>>>

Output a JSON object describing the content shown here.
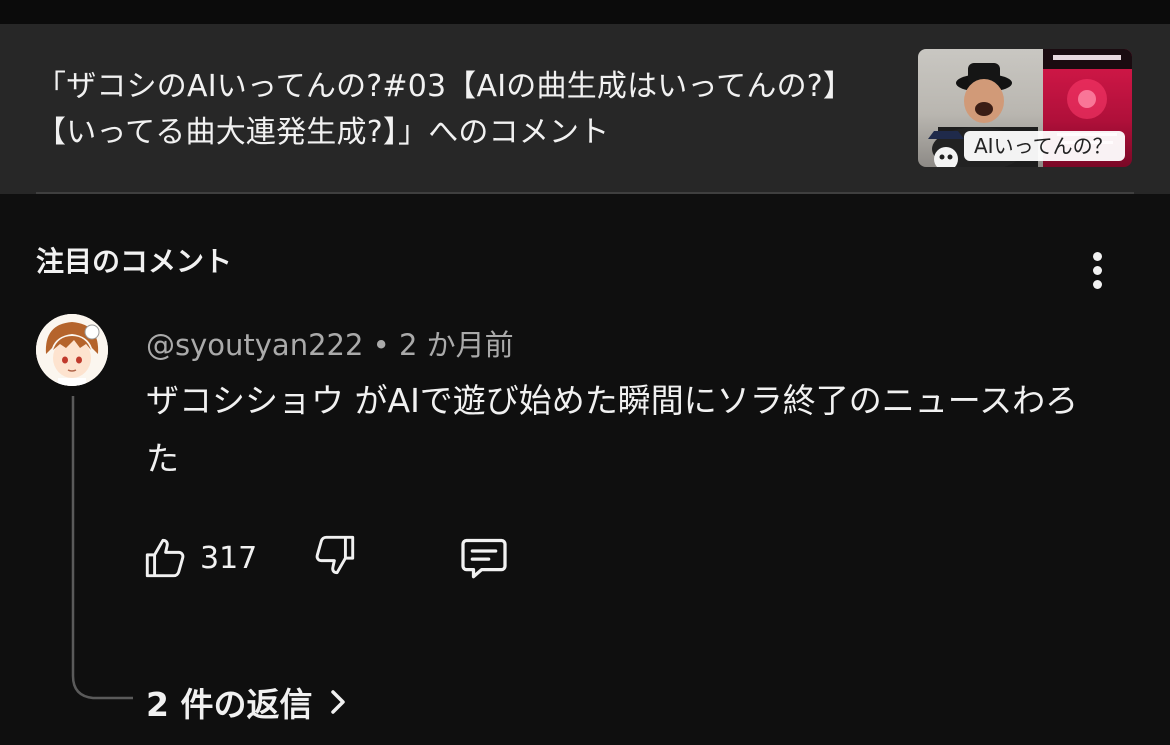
{
  "video": {
    "title": "「ザコシのAIいってんの?#03【AIの曲生成はいってんの?】【いってる曲大連発生成?】」へのコメント",
    "thumbnail_caption": "AIいってんの？"
  },
  "section": {
    "title": "注目のコメント"
  },
  "comment": {
    "author": "@syoutyan222",
    "separator": " • ",
    "time": "2 か月前",
    "text": "ザコシショウ がAIで遊び始めた瞬間にソラ終了のニュースわろた",
    "like_count": "317",
    "replies_label": "2 件の返信"
  },
  "icons": {
    "more": "more-vert-icon",
    "like": "thumb-up-icon",
    "dislike": "thumb-down-icon",
    "reply": "comment-icon",
    "chevron": "chevron-right-icon"
  },
  "colors": {
    "background": "#0f0f0f",
    "header_background": "#272727",
    "primary_text": "#f1f1f1",
    "secondary_text": "#aaaaaa"
  }
}
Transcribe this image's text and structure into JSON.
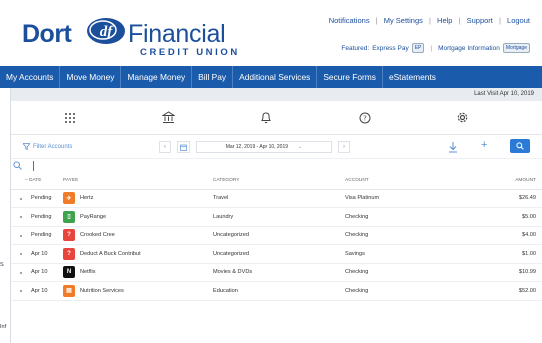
{
  "brand": {
    "name_part1": "Dort",
    "mark": "df",
    "name_part2": "Financial",
    "subtitle": "CREDIT UNION",
    "primary": "#1b5bab",
    "logo_color": "#1b4f9c"
  },
  "toplinks": {
    "notifications": "Notifications",
    "settings": "My Settings",
    "help": "Help",
    "support": "Support",
    "logout": "Logout",
    "separator": "|"
  },
  "featured": {
    "label": "Featured:",
    "express_pay": "Express Pay",
    "express_pay_tag": "EP",
    "mortgage": "Mortgage Information",
    "mortgage_tag": "Mortgage",
    "separator": "|"
  },
  "nav": {
    "items": [
      "My Accounts",
      "Move Money",
      "Manage Money",
      "Bill Pay",
      "Additional Services",
      "Secure Forms",
      "eStatements"
    ]
  },
  "last_visit": "Last Visit Apr 10, 2019",
  "iconbar": {
    "icons": [
      "grid-icon",
      "bank-icon",
      "bell-icon",
      "help-icon",
      "gear-icon"
    ]
  },
  "toolbar": {
    "filter_label": "Filter Accounts",
    "prev": "‹",
    "next": "›",
    "date_range": "Mar 12, 2019 - Apr 10, 2019",
    "date_caret": "⌄",
    "plus": "+"
  },
  "table": {
    "headers": {
      "date": "– DATE",
      "payee": "PAYEE",
      "category": "CATEGORY",
      "account": "ACCOUNT",
      "amount": "AMOUNT"
    },
    "rows": [
      {
        "date": "Pending",
        "payee": "Hertz",
        "category": "Travel",
        "account": "Visa Platinum",
        "amount": "$26.49",
        "icon_color": "#f07c2a",
        "icon_glyph": "✈"
      },
      {
        "date": "Pending",
        "payee": "PayRange",
        "category": "Laundry",
        "account": "Checking",
        "amount": "$5.00",
        "icon_color": "#3fa34d",
        "icon_glyph": "▯"
      },
      {
        "date": "Pending",
        "payee": "Crooked Cree",
        "category": "Uncategorized",
        "account": "Checking",
        "amount": "$4.00",
        "icon_color": "#e8443c",
        "icon_glyph": "?"
      },
      {
        "date": "Apr 10",
        "payee": "Deduct A Buck Contribut",
        "category": "Uncategorized",
        "account": "Savings",
        "amount": "$1.00",
        "icon_color": "#e8443c",
        "icon_glyph": "?"
      },
      {
        "date": "Apr 10",
        "payee": "Netflix",
        "category": "Movies & DVDs",
        "account": "Checking",
        "amount": "$10.99",
        "icon_color": "#111111",
        "icon_glyph": "N"
      },
      {
        "date": "Apr 10",
        "payee": "Nutrition Services",
        "category": "Education",
        "account": "Checking",
        "amount": "$52.00",
        "icon_color": "#f07c2a",
        "icon_glyph": "▤"
      }
    ]
  },
  "left_stubs": [
    "S",
    "Inf"
  ]
}
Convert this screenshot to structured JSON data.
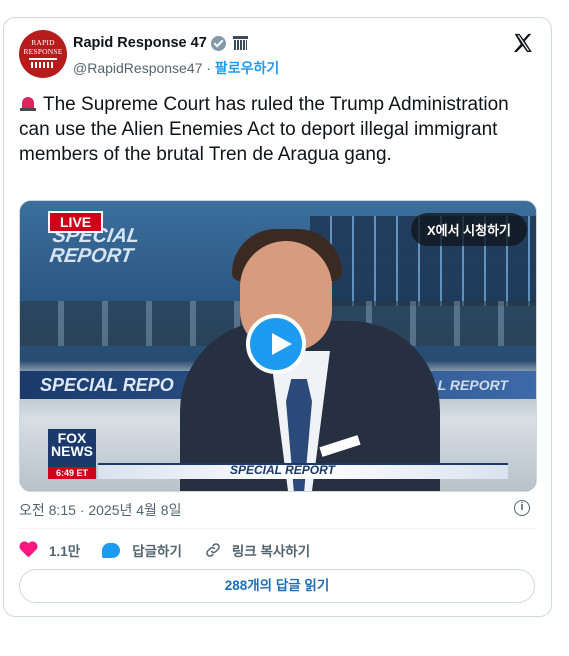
{
  "tweet": {
    "display_name": "Rapid Response 47",
    "handle": "@RapidResponse47",
    "separator": "·",
    "follow_label": "팔로우하기",
    "avatar_text": "RAPID RESPONSE",
    "text": "The Supreme Court has ruled the Trump Administration can use the Alien Enemies Act to deport illegal immigrant members of the brutal Tren de Aragua gang.",
    "timestamp": "오전 8:15 · 2025년 4월 8일"
  },
  "media": {
    "watch_on_x": "X에서 시청하기",
    "live_badge": "LIVE",
    "banner_top": "SPECIAL REPORT",
    "band_left": "SPECIAL REPO",
    "band_right": "SPECIAL REPORT",
    "lower_third": "SPECIAL REPORT",
    "fox_logo": "FOX NEWS",
    "fox_time": "6:49 ET"
  },
  "actions": {
    "like_count": "1.1만",
    "reply_label": "답글하기",
    "copy_link_label": "링크 복사하기",
    "read_replies": "288개의 답글 읽기"
  },
  "icons": [
    "siren-icon",
    "verified-badge-icon",
    "government-icon",
    "x-logo-icon",
    "play-icon",
    "info-icon",
    "heart-icon",
    "reply-icon",
    "link-icon"
  ],
  "colors": {
    "accent": "#1d9bf0",
    "like": "#f91880",
    "muted": "#536471"
  }
}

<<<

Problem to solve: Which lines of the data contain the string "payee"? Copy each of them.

Reply to the exercise:
      "payee": "PAYEE",
        "payee": "Hertz",
        "payee": "PayRange",
        "payee": "Crooked Cree",
        "payee": "Deduct A Buck Contribut",
        "payee": "Netflix",
        "payee": "Nutrition Services",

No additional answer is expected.